_WHAT IS BEING ASKED_: What is the number of lines in the following data that contain "question"? Answer with the number alone.

+++++

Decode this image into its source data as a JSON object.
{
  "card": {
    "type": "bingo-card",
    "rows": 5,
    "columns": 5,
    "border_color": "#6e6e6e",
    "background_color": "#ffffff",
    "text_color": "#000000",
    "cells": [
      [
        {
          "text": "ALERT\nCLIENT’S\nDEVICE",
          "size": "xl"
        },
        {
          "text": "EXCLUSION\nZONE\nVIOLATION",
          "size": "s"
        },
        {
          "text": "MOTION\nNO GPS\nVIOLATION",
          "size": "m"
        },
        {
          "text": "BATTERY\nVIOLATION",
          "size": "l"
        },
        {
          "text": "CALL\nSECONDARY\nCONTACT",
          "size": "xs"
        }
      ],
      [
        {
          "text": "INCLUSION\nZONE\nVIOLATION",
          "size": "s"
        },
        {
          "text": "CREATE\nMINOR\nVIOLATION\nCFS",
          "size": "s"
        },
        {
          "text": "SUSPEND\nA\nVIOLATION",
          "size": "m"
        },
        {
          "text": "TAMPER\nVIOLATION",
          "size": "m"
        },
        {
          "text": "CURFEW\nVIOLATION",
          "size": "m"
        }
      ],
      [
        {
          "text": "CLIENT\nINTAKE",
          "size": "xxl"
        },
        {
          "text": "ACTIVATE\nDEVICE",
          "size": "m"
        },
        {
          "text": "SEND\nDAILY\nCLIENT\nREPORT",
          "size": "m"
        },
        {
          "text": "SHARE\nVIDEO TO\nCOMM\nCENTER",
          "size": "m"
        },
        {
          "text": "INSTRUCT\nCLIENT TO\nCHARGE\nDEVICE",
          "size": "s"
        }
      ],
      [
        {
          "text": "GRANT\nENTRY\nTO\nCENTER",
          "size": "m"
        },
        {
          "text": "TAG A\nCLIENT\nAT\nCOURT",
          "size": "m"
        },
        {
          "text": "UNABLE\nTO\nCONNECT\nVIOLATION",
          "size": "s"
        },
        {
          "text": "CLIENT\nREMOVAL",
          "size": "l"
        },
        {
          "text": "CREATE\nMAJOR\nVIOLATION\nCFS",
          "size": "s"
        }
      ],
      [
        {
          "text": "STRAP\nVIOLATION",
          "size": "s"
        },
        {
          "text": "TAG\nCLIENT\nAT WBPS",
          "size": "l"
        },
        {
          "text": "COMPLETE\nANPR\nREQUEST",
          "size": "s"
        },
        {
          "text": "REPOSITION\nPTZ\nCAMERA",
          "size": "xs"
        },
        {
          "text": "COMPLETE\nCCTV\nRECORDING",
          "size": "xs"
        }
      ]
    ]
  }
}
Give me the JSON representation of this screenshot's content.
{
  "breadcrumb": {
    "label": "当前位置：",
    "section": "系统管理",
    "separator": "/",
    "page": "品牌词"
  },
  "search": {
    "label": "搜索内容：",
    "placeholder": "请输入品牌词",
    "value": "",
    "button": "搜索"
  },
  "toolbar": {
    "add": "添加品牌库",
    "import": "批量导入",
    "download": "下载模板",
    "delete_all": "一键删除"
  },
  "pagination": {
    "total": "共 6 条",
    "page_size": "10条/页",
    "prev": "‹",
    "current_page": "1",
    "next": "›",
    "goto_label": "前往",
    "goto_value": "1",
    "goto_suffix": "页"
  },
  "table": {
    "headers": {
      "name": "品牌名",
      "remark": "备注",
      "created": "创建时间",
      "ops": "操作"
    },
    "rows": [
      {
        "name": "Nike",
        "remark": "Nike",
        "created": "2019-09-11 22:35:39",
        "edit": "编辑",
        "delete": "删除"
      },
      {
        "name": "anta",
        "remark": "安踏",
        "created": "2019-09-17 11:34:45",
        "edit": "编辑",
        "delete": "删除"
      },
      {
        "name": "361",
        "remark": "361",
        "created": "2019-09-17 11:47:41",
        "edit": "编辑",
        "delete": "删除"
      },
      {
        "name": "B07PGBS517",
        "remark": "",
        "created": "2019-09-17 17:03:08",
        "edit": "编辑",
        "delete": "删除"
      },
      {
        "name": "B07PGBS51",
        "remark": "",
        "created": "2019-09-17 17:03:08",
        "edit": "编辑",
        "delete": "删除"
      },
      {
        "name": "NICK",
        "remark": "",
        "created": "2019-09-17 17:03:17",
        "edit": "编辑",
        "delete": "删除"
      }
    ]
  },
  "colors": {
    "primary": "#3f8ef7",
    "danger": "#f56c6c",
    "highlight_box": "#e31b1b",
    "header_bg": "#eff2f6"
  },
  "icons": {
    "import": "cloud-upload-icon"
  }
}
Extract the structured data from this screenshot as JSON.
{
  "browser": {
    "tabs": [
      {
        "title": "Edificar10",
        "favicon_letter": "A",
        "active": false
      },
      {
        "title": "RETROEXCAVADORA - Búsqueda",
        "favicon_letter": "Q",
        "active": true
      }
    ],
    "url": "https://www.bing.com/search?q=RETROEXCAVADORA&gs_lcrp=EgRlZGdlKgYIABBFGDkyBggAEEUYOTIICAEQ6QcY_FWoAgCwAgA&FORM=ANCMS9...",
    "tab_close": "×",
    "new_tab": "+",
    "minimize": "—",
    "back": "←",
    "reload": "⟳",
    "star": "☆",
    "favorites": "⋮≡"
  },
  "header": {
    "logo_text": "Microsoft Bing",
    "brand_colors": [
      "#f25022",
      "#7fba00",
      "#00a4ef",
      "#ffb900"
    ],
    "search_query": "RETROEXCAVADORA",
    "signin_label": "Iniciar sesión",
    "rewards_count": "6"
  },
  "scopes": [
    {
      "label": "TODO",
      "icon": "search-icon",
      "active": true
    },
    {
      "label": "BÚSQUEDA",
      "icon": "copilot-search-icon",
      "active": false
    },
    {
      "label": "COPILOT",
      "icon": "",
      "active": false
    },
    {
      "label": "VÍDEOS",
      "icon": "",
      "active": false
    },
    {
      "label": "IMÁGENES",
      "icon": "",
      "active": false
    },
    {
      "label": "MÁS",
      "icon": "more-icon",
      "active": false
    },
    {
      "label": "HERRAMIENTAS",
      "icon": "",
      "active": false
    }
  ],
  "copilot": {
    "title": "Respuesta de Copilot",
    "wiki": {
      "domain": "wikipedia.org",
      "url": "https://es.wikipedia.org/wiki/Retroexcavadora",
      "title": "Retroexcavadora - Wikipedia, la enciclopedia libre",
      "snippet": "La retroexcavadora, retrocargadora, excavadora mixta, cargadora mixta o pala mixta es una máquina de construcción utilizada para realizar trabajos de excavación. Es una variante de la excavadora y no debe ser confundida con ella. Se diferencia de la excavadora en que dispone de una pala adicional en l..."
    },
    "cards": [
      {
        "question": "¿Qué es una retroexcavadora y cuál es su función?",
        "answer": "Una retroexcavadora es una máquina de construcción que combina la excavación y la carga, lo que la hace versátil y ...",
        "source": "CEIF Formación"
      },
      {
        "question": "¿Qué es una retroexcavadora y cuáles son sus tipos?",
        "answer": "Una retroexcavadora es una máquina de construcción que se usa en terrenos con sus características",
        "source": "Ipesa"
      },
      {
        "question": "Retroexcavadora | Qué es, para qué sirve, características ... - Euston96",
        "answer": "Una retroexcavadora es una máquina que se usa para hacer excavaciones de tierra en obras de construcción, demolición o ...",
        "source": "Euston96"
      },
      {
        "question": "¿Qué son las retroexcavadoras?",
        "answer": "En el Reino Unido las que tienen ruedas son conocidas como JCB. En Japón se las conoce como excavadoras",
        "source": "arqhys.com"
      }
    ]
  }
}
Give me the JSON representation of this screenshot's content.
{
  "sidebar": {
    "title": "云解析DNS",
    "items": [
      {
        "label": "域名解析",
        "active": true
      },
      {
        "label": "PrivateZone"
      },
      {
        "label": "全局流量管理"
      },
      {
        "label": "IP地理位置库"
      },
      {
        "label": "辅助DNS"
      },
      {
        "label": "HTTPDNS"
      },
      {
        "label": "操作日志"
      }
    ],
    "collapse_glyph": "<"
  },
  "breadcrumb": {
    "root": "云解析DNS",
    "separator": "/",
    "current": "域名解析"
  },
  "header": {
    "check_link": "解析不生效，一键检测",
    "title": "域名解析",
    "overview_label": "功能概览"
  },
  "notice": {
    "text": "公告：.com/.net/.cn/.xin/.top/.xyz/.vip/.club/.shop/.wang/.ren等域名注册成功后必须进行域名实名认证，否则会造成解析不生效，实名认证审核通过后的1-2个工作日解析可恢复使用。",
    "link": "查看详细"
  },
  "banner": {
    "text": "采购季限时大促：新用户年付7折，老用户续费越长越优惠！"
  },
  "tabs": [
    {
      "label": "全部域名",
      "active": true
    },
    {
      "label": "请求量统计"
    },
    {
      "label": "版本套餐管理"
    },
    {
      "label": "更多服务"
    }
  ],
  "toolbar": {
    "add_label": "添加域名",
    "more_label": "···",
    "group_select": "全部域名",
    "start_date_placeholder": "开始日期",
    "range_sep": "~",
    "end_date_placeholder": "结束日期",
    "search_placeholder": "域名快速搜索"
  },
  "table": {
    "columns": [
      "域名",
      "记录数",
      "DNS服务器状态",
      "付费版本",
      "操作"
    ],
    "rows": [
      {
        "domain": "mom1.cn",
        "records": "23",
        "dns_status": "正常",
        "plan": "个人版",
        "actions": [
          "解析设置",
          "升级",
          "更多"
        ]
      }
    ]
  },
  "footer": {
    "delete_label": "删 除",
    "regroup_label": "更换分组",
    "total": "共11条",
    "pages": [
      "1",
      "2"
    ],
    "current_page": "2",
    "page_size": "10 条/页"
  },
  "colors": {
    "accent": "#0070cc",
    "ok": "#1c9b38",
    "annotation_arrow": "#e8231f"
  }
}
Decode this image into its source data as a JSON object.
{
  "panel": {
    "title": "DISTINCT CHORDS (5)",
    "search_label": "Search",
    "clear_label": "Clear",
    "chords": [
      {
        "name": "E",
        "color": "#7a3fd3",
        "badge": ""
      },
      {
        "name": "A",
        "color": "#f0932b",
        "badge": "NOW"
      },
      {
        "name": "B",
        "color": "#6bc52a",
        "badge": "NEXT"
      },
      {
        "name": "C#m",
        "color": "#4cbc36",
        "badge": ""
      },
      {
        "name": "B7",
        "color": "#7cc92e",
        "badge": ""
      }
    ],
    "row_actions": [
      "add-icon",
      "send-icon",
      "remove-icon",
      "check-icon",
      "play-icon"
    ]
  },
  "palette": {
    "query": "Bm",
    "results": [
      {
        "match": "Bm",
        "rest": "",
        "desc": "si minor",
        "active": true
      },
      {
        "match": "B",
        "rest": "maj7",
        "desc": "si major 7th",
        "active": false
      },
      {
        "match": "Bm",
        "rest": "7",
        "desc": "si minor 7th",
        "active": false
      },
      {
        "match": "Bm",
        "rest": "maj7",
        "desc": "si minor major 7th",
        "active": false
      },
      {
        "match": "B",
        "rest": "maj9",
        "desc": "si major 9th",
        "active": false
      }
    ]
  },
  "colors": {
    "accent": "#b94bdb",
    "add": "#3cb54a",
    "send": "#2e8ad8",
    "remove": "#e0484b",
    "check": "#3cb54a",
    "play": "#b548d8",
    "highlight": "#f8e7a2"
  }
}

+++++

_RESPONSE TO THE TASK_: 4